- _Aim of the task_
Keep every line in which "visits" occurs and drop the rest of the data.

[Website and app data records]
------
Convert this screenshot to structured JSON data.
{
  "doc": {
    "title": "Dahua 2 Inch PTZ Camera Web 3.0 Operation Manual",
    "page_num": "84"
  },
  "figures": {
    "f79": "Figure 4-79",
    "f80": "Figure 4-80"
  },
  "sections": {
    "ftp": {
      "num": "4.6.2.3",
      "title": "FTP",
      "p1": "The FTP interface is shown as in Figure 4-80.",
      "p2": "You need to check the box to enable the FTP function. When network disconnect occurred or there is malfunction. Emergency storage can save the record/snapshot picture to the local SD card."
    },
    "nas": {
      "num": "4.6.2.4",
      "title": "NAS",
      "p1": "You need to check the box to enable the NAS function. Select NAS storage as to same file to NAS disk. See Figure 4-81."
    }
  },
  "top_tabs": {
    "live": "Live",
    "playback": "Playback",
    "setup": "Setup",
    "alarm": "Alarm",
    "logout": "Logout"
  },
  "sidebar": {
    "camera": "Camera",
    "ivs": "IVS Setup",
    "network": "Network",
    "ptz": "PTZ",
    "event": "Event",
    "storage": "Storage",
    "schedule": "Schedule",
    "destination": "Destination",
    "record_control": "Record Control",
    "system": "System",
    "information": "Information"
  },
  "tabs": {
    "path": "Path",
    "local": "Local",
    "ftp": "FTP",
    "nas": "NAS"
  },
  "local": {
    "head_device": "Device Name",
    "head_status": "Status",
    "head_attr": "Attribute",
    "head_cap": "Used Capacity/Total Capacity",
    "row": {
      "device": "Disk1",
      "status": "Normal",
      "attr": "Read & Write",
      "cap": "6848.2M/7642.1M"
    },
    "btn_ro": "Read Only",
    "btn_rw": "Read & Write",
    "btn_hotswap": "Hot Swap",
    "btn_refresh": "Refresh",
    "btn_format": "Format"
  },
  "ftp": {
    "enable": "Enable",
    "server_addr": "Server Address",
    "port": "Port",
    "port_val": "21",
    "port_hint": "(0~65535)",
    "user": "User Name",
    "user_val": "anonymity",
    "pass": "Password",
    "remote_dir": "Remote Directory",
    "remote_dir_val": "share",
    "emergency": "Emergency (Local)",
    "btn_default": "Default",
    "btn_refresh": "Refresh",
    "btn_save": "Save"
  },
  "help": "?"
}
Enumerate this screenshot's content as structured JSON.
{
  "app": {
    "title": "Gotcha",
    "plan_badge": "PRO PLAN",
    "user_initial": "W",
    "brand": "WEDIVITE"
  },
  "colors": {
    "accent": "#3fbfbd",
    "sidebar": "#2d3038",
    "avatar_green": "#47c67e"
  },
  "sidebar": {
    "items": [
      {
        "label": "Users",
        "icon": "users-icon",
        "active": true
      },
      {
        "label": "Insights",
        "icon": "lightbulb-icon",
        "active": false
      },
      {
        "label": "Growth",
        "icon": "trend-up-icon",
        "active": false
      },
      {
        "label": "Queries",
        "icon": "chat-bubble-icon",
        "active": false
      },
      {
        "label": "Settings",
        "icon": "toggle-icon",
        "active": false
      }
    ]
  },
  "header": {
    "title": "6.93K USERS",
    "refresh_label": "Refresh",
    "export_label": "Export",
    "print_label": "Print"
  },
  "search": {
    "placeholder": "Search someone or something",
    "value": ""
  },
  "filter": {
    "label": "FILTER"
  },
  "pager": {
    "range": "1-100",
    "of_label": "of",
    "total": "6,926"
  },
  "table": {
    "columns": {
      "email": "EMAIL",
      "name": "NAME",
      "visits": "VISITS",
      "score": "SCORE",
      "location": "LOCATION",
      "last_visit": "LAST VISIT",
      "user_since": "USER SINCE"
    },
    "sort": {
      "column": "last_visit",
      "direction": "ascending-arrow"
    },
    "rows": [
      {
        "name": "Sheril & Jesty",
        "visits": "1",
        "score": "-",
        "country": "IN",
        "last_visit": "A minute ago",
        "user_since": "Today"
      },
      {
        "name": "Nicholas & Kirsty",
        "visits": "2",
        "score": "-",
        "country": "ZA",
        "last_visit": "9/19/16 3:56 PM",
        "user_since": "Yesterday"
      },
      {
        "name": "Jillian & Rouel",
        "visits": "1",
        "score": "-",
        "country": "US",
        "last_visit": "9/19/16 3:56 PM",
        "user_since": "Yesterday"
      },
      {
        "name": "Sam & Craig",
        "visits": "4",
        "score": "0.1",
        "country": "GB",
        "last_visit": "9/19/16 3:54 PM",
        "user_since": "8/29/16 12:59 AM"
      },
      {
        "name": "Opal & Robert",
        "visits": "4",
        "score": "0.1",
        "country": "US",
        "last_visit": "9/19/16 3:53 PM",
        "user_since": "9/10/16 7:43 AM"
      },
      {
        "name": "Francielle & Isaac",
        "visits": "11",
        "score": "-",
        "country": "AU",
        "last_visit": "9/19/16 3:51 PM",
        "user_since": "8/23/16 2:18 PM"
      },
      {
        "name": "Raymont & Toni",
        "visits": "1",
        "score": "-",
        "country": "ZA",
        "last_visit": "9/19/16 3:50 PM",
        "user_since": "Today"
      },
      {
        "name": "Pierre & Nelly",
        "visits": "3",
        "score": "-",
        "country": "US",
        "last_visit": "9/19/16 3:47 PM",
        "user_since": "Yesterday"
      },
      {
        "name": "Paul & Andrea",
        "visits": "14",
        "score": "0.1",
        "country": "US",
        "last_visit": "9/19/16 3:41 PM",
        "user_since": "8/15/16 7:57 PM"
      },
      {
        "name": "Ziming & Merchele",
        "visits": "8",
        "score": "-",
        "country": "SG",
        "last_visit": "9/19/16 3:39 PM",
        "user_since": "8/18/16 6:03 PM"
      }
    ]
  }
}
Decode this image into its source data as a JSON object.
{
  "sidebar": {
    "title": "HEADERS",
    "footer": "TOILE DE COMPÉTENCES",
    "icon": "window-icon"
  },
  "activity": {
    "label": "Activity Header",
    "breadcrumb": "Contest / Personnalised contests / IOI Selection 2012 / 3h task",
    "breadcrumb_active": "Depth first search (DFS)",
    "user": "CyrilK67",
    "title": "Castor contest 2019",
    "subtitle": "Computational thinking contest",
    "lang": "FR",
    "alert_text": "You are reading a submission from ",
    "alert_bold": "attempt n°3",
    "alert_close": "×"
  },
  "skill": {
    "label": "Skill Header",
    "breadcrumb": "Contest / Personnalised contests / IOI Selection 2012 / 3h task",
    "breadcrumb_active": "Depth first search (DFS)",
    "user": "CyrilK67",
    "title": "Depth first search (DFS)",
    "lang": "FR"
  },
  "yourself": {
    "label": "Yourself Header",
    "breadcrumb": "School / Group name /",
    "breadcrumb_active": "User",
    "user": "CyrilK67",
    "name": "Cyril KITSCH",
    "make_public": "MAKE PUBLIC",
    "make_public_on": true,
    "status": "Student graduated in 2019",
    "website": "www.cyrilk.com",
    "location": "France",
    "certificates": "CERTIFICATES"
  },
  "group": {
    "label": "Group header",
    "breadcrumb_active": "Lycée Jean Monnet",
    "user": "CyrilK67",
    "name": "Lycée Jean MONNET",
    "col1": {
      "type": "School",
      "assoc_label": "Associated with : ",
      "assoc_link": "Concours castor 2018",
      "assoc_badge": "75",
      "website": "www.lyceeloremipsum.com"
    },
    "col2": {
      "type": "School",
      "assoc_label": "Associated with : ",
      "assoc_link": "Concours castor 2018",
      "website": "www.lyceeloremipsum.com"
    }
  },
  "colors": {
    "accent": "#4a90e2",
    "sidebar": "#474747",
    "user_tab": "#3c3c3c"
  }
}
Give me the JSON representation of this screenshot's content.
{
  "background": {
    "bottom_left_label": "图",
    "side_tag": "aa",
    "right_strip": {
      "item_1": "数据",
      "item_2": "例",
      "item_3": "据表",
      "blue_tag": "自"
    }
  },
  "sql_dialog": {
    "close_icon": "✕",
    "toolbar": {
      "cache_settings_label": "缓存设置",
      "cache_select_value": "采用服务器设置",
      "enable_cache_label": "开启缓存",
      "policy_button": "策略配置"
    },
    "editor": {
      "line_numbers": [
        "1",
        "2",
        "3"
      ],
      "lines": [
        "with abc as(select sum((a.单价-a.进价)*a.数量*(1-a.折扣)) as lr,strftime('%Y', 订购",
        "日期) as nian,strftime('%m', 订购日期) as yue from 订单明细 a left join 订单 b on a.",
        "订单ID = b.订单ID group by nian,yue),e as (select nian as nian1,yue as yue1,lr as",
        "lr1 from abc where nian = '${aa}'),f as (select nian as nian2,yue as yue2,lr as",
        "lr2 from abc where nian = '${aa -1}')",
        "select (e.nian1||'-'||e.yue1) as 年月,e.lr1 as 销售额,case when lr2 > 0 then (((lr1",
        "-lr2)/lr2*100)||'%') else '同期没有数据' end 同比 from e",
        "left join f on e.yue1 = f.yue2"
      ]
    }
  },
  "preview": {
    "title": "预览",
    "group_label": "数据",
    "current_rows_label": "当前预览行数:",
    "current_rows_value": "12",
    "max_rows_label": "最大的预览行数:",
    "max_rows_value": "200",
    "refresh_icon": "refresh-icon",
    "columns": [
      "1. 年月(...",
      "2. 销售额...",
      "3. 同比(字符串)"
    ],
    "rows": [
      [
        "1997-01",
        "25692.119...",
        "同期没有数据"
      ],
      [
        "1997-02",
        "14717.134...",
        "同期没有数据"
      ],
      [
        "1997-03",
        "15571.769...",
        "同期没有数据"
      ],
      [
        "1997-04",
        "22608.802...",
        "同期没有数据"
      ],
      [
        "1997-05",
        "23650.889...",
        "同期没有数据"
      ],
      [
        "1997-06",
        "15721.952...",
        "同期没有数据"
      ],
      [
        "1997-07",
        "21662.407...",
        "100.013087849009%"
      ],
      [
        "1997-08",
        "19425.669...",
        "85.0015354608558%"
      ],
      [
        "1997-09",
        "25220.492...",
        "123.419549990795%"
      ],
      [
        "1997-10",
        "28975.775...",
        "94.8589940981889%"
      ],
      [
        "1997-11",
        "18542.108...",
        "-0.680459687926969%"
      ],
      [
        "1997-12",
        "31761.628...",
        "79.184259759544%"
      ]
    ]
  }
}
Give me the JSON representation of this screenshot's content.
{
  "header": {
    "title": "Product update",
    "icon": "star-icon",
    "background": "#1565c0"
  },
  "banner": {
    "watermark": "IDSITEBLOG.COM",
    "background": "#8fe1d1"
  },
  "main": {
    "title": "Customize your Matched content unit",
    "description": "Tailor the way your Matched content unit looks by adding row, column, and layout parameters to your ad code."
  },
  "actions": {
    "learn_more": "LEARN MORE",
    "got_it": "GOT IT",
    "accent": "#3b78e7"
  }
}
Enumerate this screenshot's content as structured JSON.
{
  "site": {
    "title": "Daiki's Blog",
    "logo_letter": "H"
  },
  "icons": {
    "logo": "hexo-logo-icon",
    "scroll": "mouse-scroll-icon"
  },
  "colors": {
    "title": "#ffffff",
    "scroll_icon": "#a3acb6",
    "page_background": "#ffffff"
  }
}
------
- _Result of the exercise_
      "visits": "VISITS",
        "visits": "1",
        "visits": "2",
        "visits": "1",
        "visits": "4",
        "visits": "4",
        "visits": "11",
        "visits": "1",
        "visits": "3",
        "visits": "14",
        "visits": "8",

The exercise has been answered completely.